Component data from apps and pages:
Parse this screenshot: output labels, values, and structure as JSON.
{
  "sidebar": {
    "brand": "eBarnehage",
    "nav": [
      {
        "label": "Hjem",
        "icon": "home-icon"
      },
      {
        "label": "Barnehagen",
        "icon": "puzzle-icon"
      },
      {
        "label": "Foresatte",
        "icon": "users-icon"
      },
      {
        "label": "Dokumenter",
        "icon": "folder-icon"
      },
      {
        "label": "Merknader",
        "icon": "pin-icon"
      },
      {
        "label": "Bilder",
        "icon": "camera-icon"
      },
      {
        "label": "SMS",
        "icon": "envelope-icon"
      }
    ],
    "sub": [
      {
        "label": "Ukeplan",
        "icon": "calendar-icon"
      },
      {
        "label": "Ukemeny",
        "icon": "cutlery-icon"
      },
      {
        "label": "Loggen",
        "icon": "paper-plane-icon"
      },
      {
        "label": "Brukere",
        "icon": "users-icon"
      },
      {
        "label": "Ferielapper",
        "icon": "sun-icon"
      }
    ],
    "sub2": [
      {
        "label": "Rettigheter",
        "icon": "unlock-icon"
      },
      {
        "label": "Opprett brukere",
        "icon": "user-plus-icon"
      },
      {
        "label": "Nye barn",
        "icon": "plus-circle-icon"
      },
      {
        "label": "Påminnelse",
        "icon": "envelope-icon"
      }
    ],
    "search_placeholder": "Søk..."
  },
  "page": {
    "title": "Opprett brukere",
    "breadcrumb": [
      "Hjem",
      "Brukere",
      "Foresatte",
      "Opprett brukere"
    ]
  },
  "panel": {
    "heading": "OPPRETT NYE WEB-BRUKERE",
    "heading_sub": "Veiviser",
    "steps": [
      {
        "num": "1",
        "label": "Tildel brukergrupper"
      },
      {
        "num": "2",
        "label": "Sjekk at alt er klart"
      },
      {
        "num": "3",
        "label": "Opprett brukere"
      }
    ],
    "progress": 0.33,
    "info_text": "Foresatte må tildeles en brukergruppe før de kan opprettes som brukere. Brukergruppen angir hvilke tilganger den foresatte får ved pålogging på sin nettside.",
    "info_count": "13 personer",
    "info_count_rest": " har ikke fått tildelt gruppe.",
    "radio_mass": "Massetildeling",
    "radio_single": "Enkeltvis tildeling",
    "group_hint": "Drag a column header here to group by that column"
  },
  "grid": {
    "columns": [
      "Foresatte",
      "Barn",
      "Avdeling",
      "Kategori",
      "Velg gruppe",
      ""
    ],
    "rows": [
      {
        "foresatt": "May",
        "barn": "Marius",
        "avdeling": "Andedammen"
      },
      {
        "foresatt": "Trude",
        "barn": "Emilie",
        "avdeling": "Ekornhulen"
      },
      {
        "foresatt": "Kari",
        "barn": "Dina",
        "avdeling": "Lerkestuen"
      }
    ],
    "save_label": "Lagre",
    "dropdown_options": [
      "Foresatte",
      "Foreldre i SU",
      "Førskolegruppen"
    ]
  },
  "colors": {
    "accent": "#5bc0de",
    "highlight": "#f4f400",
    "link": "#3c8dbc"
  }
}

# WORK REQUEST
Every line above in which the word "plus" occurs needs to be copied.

# TASK SOLUTION
        "icon": "user-plus-icon"
        "icon": "plus-circle-icon"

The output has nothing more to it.